Ur-Zababa
Title King of Sumer
Parents Puzur-Suen
Relatives Kubaba (grandmother)

Ur-Zababa is a name listed on the Sumerian King List as the second king of the 4th Dynasty of Kish. The king list also says Sargon of Akkad was a cup-bearer for Ur-Zababa before becoming ruler of Akkadian Empire.

Family[edit]

According to the King list, Ur-Zababa was a son of King Puzur-Suen. His mother is unknown.[1][2] His grandmother was the famous Queen Kugbau.

Sargon legend[edit]

Sargon legend is a Sumerian text purporting to be Sargon's biography. In the text Ur-Zababa is mentioned, who awakens after a dream. For unknown reasons, Ur-Zababa appoints Sargon as a cupbearer. Soon after this, Ur-Zababa invites Sargon to his chambers to discuss a dream of Sargon's, involving the favor of the goddess Inanna. Ur-Zababa was deeply frightened.

When Sargon returns to Ur-Zababa, the king becomes frightened again, and decides to send Sargon to King Lugal-zage-si of Uruk with a message on a clay tablet asking him to slay Sargon.[3][4]
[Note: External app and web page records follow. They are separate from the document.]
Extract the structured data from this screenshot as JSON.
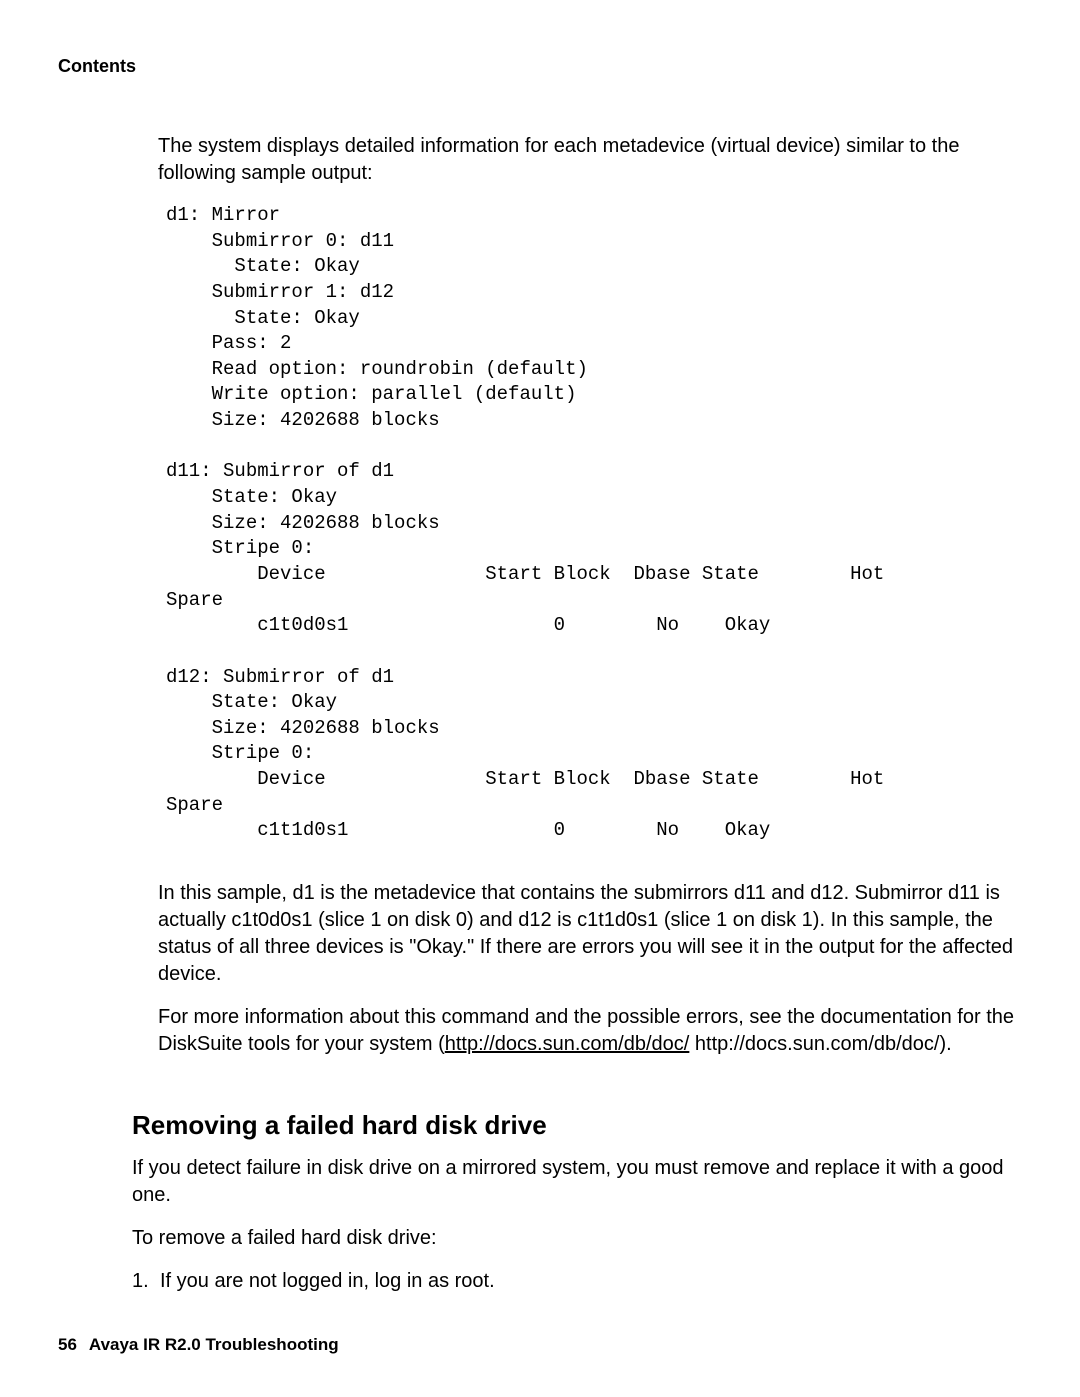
{
  "header": {
    "contents": "Contents"
  },
  "intro": {
    "p1": "The system displays detailed information for each metadevice (virtual device) similar to the following sample output:"
  },
  "code": {
    "text": "d1: Mirror\n    Submirror 0: d11\n      State: Okay\n    Submirror 1: d12\n      State: Okay\n    Pass: 2\n    Read option: roundrobin (default)\n    Write option: parallel (default)\n    Size: 4202688 blocks\n\nd11: Submirror of d1\n    State: Okay\n    Size: 4202688 blocks\n    Stripe 0:\n        Device              Start Block  Dbase State        Hot\nSpare\n        c1t0d0s1                  0        No    Okay\n\nd12: Submirror of d1\n    State: Okay\n    Size: 4202688 blocks\n    Stripe 0:\n        Device              Start Block  Dbase State        Hot\nSpare\n        c1t1d0s1                  0        No    Okay"
  },
  "after": {
    "p1": "In this sample, d1 is the metadevice that contains the submirrors d11 and d12. Submirror d11 is actually c1t0d0s1 (slice 1 on disk 0) and d12 is c1t1d0s1 (slice 1 on disk 1). In this sample, the status of all three devices is \"Okay.\" If there are errors you will see it in the output for the affected device.",
    "p2_pre": "For more information about this command and the possible errors, see the documentation for the DiskSuite tools for your system (",
    "p2_link": "http://docs.sun.com/db/doc/",
    "p2_post": " http://docs.sun.com/db/doc/)."
  },
  "section": {
    "heading": "Removing a failed hard disk drive",
    "p1": "If you detect failure in disk drive on a mirrored system, you must remove and replace it with a good one.",
    "p2": "To remove a failed hard disk drive:",
    "step1_marker": "1.",
    "step1_text": "If you are not logged in, log in as root."
  },
  "footer": {
    "page_number": "56",
    "title": "Avaya IR R2.0 Troubleshooting"
  }
}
Other sources[edit]

The Weidner Chronicle (ABC 19) agrees with both the SKL and the Sargon Legend in making Sargon the cupbearer to Ur-Zababa, mentioning him in a single line as ruling in between Kubaba (Kugbau) and Sargon.
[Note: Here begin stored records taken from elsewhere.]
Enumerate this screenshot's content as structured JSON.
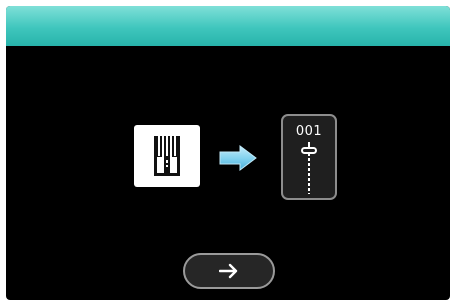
{
  "screen": {
    "header_color": "#3fc6bd",
    "background_color": "#000000"
  },
  "instruction": {
    "source_icon": "presser-foot-icon",
    "transition_icon": "arrow-right-icon",
    "transition_color": "#7fd0ee",
    "stitch_card": {
      "stitch_number": "001",
      "stitch_icon": "straight-stitch-icon"
    }
  },
  "controls": {
    "next_button_icon": "arrow-right-icon"
  }
}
Ur-Zababa ordered Sargon, his cupbearer, to change the wine libations of Esagila.

It goes on to say that Sargon failed to comply fully with this order, and though he became king, he was eventually punished by the Sumerian deities for his improper observances.[5]

Most copies of the King list give Ur-Zababa an unrealistic reign of 400 years, but one copy reading "six years" is held to be more plausible.

It is known that Lugal-zaggesi of Uruk and Umma destroyed Kish toward the end of his reign, before himself being deposed by Sargon. It is often assumed that Sargon also played a role in Ur-Zababa's downfall, but the relevant texts are too fragmentary to be explicit.

Ur-Zababa's successors in Kish as named on the king-list, beginning with Zimudar, seem to have been vassals of Sargon, and there is no evidence that they ever really exercised hegemony in Sumer.[6]

Notes[edit]

  1. ^ The Oxford Encyclopedia of Women in World History: Kaffka by Bonnie G. Smith
  2. ^ Literatur, Politik und Recht in Mesopotamien: Festschrift für Claus Wilcke
  3. ^ "The Sargon Legend." The Electronic Text Corpus of Sumerian Literature. Oxford University, 2006
  4. ^ Cooper & Heimpel 1983: 67–82
  5. ^ Weidner Chronicle
  6. ^ Kish at The History Files
Regnal titles
Preceded by
Puzur-Suen
King of Kish
ca. 2300 BC
Succeeded by
Zimudar